If you are invited to a meeting, remember to accept or decline the calendar invite. This allows your colleagues to know whether or not you will be attending the meeting AND it will ensure that your calendar reflects that you are busy (or free).

Block your time if you aren’t working

Normal business hours are between 9 a.m. and 5 p.m. Monday through Friday. If you will not be working for some portion of normal business hours, remember to block that portion of the day on your calendar. This will ensure that staff do not schedule meetings you can’t attend. Remember, do not block your calendar just because you are working from home; people attempting to schedule meetings with you will assume you are in a meeting.

Respect people’s calendars

If you are scheduling a meeting, be sure to look at the Scheduling Assistant in Outlook or the Outlook Web Application (OWA) to see meeting attendees’ free and busy times. Do your best to find a time all meeting attendees are free.

Add a Zoom connection

If you’re scheduling a meeting, remember to add a Zoom connection. More information about Zoom can be found below.

Zoom Tips
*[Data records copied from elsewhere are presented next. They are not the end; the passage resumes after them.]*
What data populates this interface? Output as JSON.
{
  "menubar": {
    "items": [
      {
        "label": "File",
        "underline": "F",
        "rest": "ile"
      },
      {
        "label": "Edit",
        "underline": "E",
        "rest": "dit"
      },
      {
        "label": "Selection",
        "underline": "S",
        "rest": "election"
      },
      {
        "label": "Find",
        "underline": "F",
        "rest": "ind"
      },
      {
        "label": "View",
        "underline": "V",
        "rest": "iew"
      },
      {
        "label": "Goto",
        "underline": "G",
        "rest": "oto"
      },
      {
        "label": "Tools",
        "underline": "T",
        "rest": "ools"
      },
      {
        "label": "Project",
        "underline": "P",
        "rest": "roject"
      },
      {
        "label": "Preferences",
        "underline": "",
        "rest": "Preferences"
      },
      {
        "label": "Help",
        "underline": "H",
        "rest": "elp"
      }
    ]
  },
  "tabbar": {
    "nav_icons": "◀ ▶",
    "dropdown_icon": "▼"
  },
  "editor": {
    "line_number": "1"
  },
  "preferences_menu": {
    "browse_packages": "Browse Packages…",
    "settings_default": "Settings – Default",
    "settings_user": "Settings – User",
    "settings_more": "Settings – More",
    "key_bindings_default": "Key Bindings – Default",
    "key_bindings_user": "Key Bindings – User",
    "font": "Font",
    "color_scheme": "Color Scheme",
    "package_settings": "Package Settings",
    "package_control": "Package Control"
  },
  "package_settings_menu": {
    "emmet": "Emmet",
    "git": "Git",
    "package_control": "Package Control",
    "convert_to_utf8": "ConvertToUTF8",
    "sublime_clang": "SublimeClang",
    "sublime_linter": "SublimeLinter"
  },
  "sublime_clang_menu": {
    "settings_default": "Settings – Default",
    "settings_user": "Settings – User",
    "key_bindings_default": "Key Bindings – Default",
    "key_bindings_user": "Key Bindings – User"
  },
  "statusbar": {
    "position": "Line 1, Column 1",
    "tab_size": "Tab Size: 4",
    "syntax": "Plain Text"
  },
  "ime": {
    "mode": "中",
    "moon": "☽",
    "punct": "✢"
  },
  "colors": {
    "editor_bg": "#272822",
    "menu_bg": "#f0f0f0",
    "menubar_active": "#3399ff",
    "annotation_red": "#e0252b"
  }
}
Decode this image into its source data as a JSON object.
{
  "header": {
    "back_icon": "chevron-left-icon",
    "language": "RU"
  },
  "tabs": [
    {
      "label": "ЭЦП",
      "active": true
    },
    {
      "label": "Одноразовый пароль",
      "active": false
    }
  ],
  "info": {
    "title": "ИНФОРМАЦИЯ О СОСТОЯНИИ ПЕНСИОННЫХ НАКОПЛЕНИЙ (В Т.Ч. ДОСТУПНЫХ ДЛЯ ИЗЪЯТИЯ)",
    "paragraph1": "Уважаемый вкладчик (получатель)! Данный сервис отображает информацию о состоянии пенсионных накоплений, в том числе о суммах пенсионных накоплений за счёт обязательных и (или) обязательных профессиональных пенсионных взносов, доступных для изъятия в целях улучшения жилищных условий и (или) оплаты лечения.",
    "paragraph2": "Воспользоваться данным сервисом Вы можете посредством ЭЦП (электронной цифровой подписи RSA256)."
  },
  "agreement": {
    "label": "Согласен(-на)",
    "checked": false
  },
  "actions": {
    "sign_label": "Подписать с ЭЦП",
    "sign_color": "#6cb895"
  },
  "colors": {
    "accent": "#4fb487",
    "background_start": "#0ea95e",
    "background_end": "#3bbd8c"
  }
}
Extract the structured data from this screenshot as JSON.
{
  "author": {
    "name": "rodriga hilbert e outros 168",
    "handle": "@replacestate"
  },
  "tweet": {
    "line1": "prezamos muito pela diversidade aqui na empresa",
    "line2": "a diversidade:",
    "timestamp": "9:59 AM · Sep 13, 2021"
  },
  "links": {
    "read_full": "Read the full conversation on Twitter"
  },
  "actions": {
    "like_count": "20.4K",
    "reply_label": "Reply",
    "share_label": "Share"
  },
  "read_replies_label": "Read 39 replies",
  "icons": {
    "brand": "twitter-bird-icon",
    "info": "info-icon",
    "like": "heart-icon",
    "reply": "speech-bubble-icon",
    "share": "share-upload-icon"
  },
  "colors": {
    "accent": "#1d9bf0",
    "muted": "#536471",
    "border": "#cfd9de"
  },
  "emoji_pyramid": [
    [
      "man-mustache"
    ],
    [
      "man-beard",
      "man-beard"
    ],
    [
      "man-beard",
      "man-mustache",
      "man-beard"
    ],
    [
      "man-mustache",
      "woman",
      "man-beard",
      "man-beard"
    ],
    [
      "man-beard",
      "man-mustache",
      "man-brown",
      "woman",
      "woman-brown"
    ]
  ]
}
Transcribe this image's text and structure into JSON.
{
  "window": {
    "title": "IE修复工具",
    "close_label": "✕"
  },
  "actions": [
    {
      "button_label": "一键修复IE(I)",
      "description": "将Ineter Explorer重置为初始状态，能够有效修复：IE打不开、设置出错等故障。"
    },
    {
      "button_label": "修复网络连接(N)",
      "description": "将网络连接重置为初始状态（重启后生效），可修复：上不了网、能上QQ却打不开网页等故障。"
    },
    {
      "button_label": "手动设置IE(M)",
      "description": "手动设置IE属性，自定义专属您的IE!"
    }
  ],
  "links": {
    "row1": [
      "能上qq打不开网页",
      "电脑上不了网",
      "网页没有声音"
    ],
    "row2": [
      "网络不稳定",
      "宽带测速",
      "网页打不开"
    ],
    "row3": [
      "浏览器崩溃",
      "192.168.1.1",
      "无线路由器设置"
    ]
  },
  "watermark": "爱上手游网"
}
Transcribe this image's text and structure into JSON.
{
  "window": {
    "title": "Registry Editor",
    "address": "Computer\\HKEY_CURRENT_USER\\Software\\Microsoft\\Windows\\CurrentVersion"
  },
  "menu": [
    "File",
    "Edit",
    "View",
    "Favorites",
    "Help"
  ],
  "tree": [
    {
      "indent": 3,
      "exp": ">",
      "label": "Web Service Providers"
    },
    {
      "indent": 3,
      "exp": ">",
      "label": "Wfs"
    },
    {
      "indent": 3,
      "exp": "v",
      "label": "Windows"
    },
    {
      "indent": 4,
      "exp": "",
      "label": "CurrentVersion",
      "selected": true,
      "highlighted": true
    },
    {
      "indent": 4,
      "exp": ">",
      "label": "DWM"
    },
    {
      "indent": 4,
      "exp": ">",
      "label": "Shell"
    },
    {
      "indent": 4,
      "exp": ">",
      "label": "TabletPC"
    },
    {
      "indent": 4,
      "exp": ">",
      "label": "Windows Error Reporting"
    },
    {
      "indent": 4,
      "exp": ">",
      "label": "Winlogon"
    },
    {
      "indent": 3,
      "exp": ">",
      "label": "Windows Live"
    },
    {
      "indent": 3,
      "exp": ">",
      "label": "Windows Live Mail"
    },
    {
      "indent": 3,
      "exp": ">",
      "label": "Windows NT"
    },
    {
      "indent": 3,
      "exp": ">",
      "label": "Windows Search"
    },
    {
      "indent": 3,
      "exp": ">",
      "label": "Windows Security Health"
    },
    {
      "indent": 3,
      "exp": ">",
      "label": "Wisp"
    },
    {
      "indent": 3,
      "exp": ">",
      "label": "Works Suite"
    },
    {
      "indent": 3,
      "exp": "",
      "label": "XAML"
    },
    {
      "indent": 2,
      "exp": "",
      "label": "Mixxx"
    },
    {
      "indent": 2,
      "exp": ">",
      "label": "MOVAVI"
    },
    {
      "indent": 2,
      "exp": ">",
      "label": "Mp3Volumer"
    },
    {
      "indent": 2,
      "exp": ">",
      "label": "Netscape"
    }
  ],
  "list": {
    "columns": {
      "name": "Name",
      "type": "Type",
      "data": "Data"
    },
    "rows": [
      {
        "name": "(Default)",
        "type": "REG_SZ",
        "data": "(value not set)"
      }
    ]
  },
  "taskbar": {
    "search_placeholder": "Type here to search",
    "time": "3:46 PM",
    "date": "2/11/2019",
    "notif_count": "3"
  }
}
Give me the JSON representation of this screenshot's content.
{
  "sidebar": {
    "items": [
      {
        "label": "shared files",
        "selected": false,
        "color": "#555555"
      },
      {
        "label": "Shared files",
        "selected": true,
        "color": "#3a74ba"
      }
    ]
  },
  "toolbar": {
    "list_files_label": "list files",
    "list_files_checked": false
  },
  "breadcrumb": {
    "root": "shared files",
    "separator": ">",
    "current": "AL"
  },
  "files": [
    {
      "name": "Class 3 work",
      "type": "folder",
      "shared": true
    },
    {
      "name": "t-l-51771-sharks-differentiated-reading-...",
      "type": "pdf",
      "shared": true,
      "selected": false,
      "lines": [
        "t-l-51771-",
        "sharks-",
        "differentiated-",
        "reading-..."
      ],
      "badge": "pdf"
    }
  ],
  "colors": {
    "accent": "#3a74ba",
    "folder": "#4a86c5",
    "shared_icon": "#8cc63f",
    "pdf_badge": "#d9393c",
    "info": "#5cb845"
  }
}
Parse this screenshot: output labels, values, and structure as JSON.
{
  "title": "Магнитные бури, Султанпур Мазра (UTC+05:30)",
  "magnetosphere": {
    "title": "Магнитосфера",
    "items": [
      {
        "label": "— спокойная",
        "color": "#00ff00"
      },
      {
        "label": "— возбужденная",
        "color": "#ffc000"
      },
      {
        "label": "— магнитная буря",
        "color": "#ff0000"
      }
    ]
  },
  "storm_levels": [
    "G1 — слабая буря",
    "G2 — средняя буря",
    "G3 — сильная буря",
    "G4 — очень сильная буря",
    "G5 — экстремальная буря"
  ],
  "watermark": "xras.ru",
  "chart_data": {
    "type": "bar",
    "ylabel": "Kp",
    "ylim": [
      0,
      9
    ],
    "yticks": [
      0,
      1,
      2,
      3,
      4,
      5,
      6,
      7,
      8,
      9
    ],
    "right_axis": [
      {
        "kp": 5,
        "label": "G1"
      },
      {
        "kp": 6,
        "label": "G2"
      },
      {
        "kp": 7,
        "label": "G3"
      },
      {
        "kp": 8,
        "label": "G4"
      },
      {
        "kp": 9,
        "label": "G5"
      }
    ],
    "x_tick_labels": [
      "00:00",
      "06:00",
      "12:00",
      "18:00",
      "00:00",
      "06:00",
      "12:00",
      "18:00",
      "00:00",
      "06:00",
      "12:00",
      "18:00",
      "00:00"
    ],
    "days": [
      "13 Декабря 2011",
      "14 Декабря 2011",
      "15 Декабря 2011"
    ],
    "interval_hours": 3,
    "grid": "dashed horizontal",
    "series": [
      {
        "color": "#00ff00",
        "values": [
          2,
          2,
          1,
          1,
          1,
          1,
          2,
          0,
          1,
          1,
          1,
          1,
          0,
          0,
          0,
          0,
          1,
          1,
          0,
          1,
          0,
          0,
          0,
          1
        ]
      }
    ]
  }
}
Many meetings will be conducted on Zoom; having face-to-face contact via video conferencing helps in communication and maintaining connection to our colleagues. For many of us, this amount of videoconferencing will be new. Below is some documentation and tips on accessing and using Zoom.

Do use a headset

It can help with sound (both for you and those who are listening to you) and minimize some of the ambient noise.

Do mute your microphone

If you aren’t speaking, mute yourself. This will minimize background noise and help people trying to speak or listen.

Do turn on video if you can

As stated above, having face-to-face contact can help with communication and connection.

Do watch out for backlighting

Backlighting can make it difficult for people to see you on video (for example, a window that is behind you). This can mean that your face is hard to see.

We’re all human

We will all probably have some embarrassing moments on Zoom especially with children, partners, pets, and others also at home—that's okay!

Teams Tips

Microsoft Teams is a great way to communicate and collaborate within groups or departments. It adds Instant Messaging, Audio, Video, and integration capabilities to help a group's workflow. Teams is most comparable to a competitive product, Slack. Microsoft Teams will eventually be replacing Skype for Business (TBD date).

Microsoft Teams sits on top of an Office 365 Group

As a reminder, Office 365 Groups offer a Distribution List, shared mailbox archive, shared calendar, Planner, OneDrive storage, Team SharePoint site, and Flow/Forms integration.